Verisyse an option for people who are not LASIK candidates

Some people who are not good candidates for LASIK are often candidates for another type of vision correction procedure which uses an implant called Verisyse. The implant is also known as the Artisan.

For more information regarding the Verisyse, check out:

If you would like to find out if you might benefit from this technology, please call our elective services counselor, Sharon Schlatter at 410-761-8258.

Statement by the American Academy of Ophthalmology Regarding Children's Vision and Eye Health and 3-D Digital Products

Here is an interesting press release from the American Academy of Ophthalmology regarding the use of 3D Digital devices by children. Cut and paste the URL into your web browser or highlight the link, then right click and then click search the web.

Wednesday, January 12, 2011

Myths and Misconceptions

My mother called very worried the other day to say “ I am going to go blind from glaucoma.” “What on earth makes you think that?” I replied. “Because I have diabetes,” she said, “ and diabetes causes glaucoma and you know there is no treatment for glaucoma”.

This very real conversation illustrates many of the misconceptions that people have about eye disease. Diabetes can certainly effect the health of the eyes as well as many other organ systems in the body. However, good blood sugar control can greatly reduce the likelihood of adverse effects in the eye. It is also important to know that many of the problems that occur from diabetes are very treatable especially if detected early. So regular dilated eye exams are crucial for maintaining good vision when you are diabetic.
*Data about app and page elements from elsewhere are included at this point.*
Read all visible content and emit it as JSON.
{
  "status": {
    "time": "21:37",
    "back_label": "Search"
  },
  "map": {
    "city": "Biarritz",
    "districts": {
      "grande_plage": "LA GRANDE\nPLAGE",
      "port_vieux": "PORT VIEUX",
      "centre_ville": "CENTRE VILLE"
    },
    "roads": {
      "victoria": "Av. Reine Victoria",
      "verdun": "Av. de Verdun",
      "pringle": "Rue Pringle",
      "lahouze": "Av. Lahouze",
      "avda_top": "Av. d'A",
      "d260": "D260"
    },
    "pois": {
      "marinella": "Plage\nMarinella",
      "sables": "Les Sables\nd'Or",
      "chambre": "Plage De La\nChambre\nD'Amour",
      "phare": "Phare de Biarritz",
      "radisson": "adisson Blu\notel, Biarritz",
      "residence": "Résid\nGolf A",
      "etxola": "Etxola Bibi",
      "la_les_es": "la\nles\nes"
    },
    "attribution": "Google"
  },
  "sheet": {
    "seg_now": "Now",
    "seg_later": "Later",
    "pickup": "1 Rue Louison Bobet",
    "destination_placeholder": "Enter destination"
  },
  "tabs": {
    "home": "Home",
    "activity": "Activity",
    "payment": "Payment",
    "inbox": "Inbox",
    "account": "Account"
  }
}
Some studies have implicated diabetes as a risk factor for developing glaucoma, some studies have found having diabetes to be protective against getting glaucoma. The jury is still out when it comes to risk. However, there is no evidence at all that diabetes causes glaucoma.

Glaucoma is a progressive disease with virtually no symptoms that when left untreated can severely and permanently damage vision. However, glaucoma is absolutely treatable. That is not the same as saying it is preventable or even curable. But when caught early glaucoma can be managed very succesfully often avoiding even small effects on vision. Remember though, since it has no symptoms, early treatment and prevention of vision loss rely on regular eye exams.
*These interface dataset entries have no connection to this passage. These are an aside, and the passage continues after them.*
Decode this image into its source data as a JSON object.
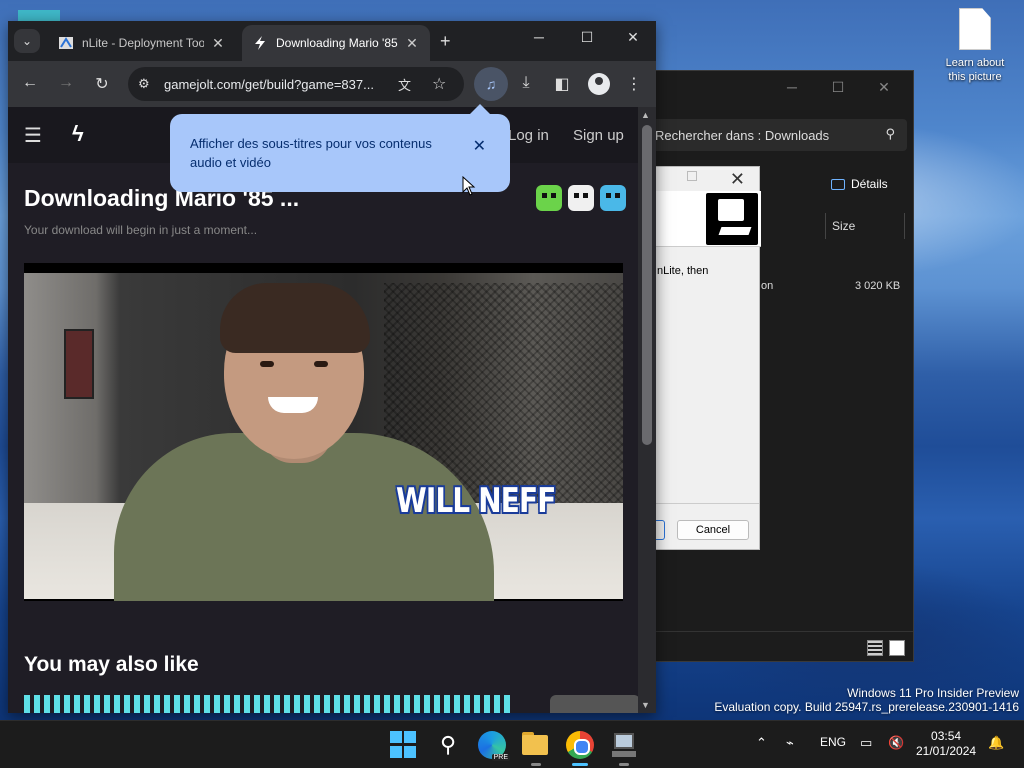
{
  "desktop": {
    "icon_label": "Learn about this picture",
    "watermark_line1": "Windows 11 Pro Insider Preview",
    "watermark_line2": "Evaluation copy. Build 25947.rs_prerelease.230901-1416"
  },
  "explorer": {
    "search_placeholder": "Rechercher dans : Downloads",
    "details_label": "Détails",
    "column_size": "Size",
    "row_name_fragment": "on",
    "row_size": "3 020 KB"
  },
  "nlite_dialog": {
    "text_fragment": "nLite, then",
    "cancel_label": "Cancel"
  },
  "browser": {
    "tabs": [
      {
        "title": "nLite - Deployment Tool"
      },
      {
        "title": "Downloading Mario '85"
      }
    ],
    "url": "gamejolt.com/get/build?game=837..."
  },
  "page": {
    "login_label": "Log in",
    "signup_label": "Sign up",
    "title": "Downloading Mario '85 ...",
    "subtitle": "Your download will begin in just a moment...",
    "video_caption": "WILL NEFF",
    "section_title": "You may also like"
  },
  "caption_bubble": {
    "text": "Afficher des sous-titres pour vos contenus audio et vidéo"
  },
  "taskbar": {
    "language": "ENG",
    "time": "03:54",
    "date": "21/01/2024"
  },
  "colors": {
    "accent": "#4cc2ff",
    "bubble_bg": "#a8c7fa",
    "page_bg": "#1f1d25"
  }
}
Monday, January 10, 2011


Thrilled to see a bunch of happy LASIK patients at their one day visits. Some can't believe they are already driving without glasses or contacts. One patient had been wearing glasses since age 5.
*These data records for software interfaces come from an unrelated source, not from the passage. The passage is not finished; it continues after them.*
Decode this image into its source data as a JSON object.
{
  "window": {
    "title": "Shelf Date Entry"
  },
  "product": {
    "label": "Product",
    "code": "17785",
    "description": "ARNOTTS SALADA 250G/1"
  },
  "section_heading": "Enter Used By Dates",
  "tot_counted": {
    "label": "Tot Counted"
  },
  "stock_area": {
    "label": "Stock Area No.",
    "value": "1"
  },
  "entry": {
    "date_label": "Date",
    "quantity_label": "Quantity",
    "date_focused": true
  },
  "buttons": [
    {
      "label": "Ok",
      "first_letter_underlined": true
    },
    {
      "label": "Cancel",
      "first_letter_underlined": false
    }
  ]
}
Cataracts may cause a variety of symptoms and visual changes, including blurring of vision, difficulty with glare, often with bright sun or automobile headlights while driving at night, dulling of color vision, increasd nearsightedness accompanied by frequent changes in eyeglass prescription, and occasionally double vision in one eye. Some people notice a phenomenon called "second sight" in which one's reading vision improves as a result of their increased nearsightedness as a resulting of a growing cataract. A change in glasses may help initially once vision begins to change from cataracts; however, as cataracts continue to progress, vision becomes cloudier and stronger glasses or contact lenses will no longer improve sight. When a cataract inhibits a person's ability to perform certain activities of daily living, i.e. driving, reading, watching T.V., then cataract surgery is the best option to improve vision.

Thursday, January 6, 2011

Cataract Surgery Recovery

Since the doctors here at BW EYE use a small (<3 mm) incision to perform cataract surgery, the recovery typically involves little in the way of pain or discomfort. Since the incision is so small, no stitch is required. In terms of daily activities, there are a few restrictions for the first 5-7 days, specifically patients should avoid eye rubbing or getting water directly in their eye. Perhaps as important, patients can return to driving usually within a day or 2 of having had the cataract procedure.

Sunday, January 2, 2011

Enjoyed a very informative demonstration by Dr. Richa of the wonderful effects of Radiesse. Her evening patient talk and live patient procedure was well received. Keep tuned in for upcoming dates where Dr. Richa will again be providing information about the various age-defying products available for our patients.